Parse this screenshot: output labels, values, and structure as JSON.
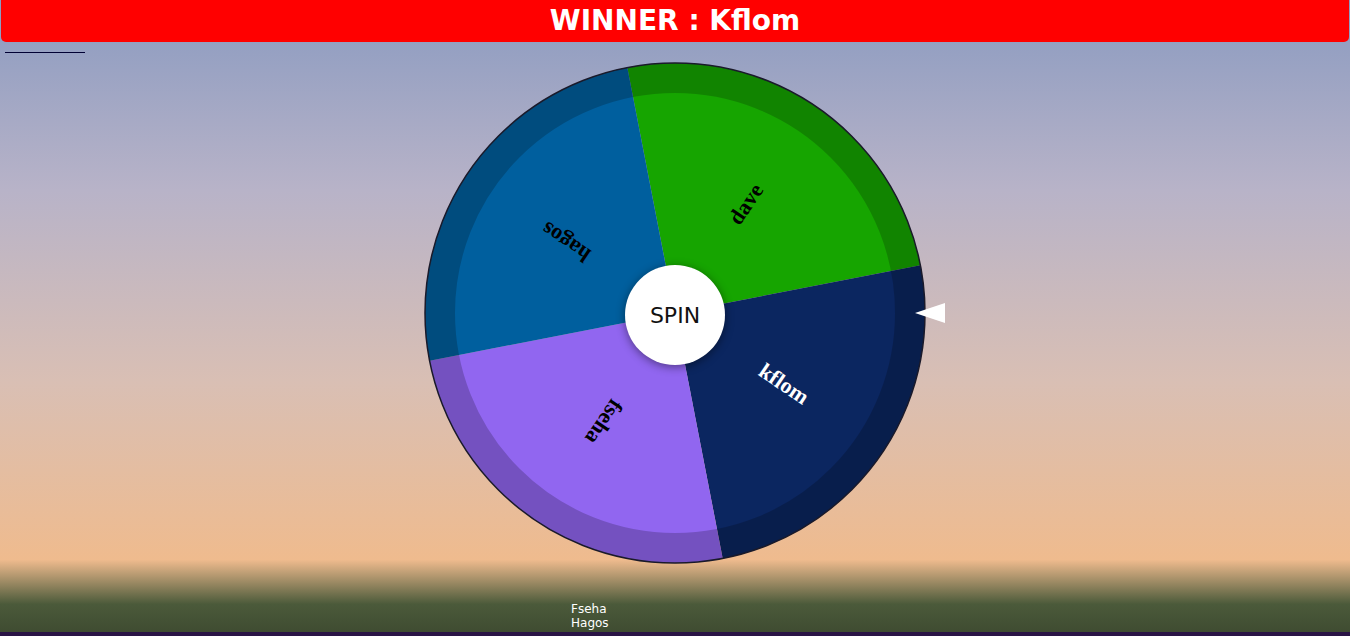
{
  "header": {
    "winner": "WINNER : Kflom"
  },
  "wheel": {
    "segments": [
      {
        "name": "dave",
        "color": "#16a500",
        "text_color": "#000000"
      },
      {
        "name": "kflom",
        "color": "#0b2660",
        "text_color": "#ffffff"
      },
      {
        "name": "fseha",
        "color": "#9166f0",
        "text_color": "#000000"
      },
      {
        "name": "hagos",
        "color": "#005f9e",
        "text_color": "#000000"
      }
    ]
  },
  "spin_button": {
    "label": "SPIN"
  },
  "names_list": [
    "Fseha",
    "Hagos"
  ]
}
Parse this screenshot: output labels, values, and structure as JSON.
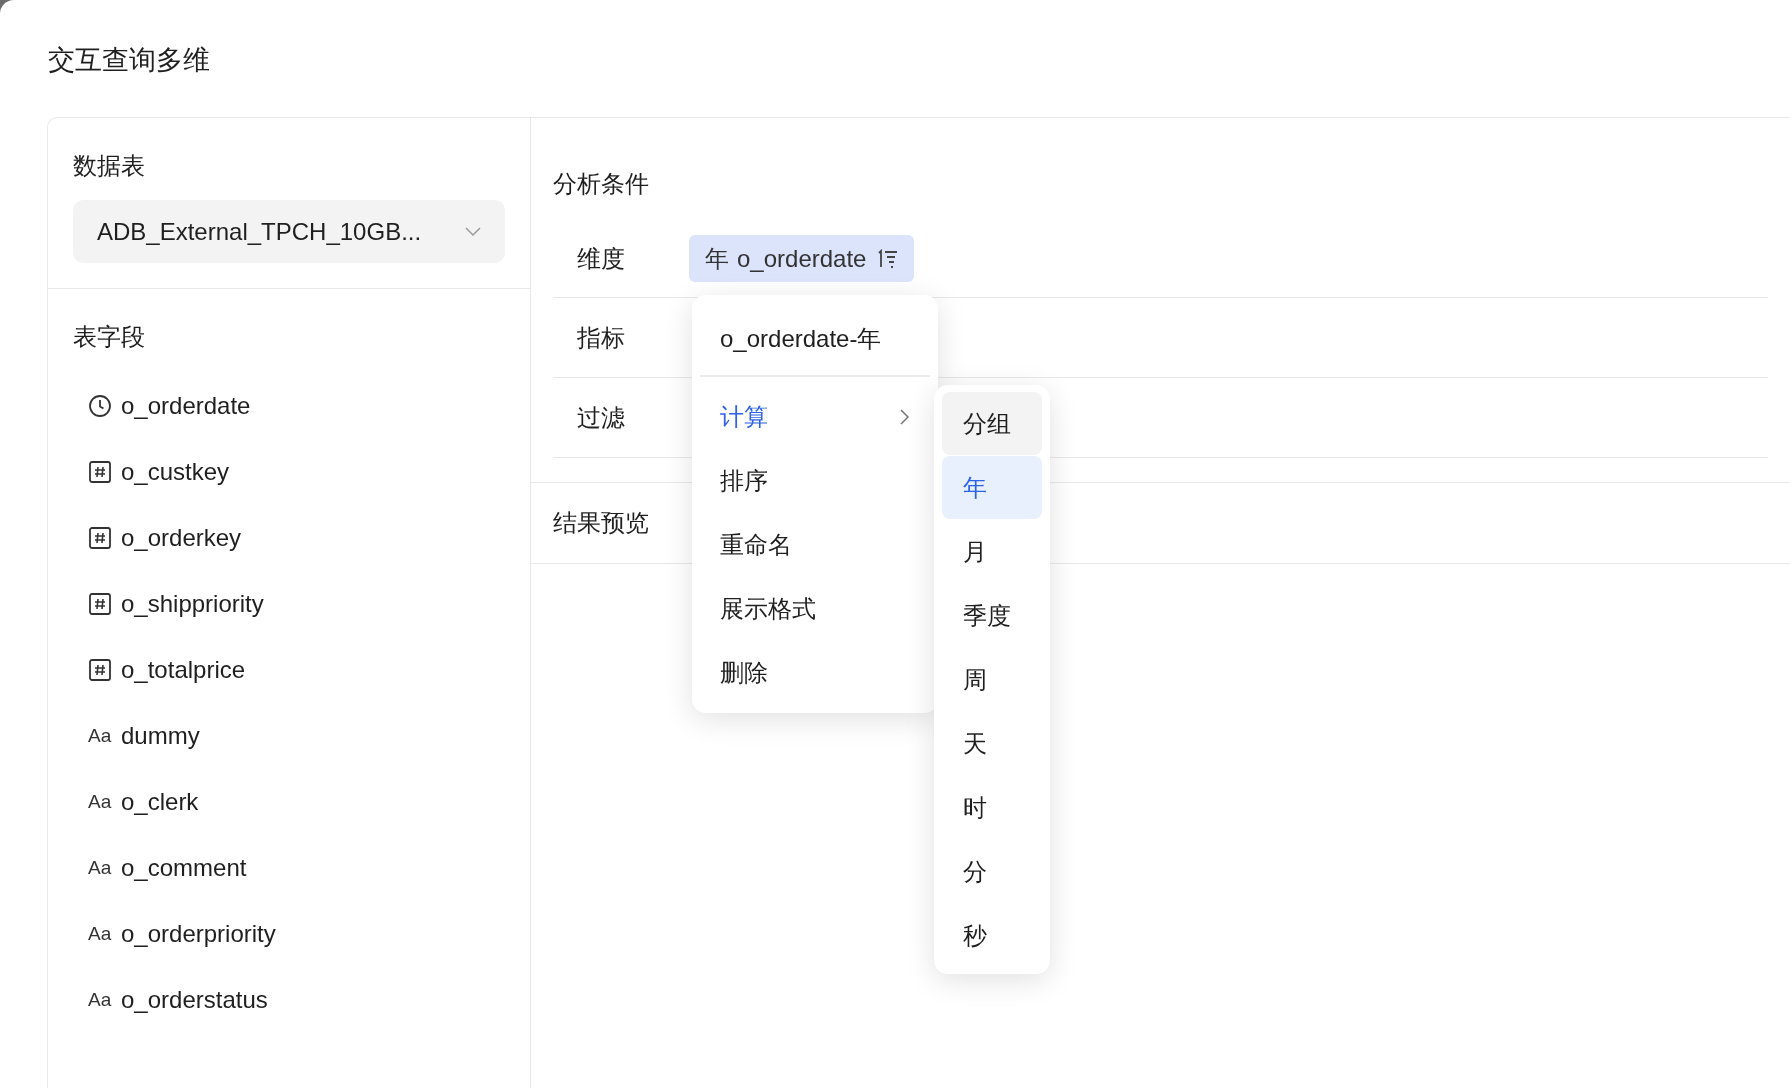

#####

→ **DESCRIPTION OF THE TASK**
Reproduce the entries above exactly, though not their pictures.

→ **ANSWER SPACE**
Parse this screenshot: output labels, values, and structure as JSON.
{
  "header": {
    "winner": "WINNER : Kflom"
  },
  "wheel": {
    "segments": [
      {
        "name": "dave",
        "color": "#16a500",
        "text_color": "#000000"
      },
      {
        "name": "kflom",
        "color": "#0b2660",
        "text_color": "#ffffff"
      },
      {
        "name": "fseha",
        "color": "#9166f0",
        "text_color": "#000000"
      },
      {
        "name": "hagos",
        "color": "#005f9e",
        "text_color": "#000000"
      }
    ]
  },
  "spin_button": {
    "label": "SPIN"
  },
  "names_list": [
    "Fseha",
    "Hagos"
  ]
}
Parse this screenshot: output labels, values, and structure as JSON.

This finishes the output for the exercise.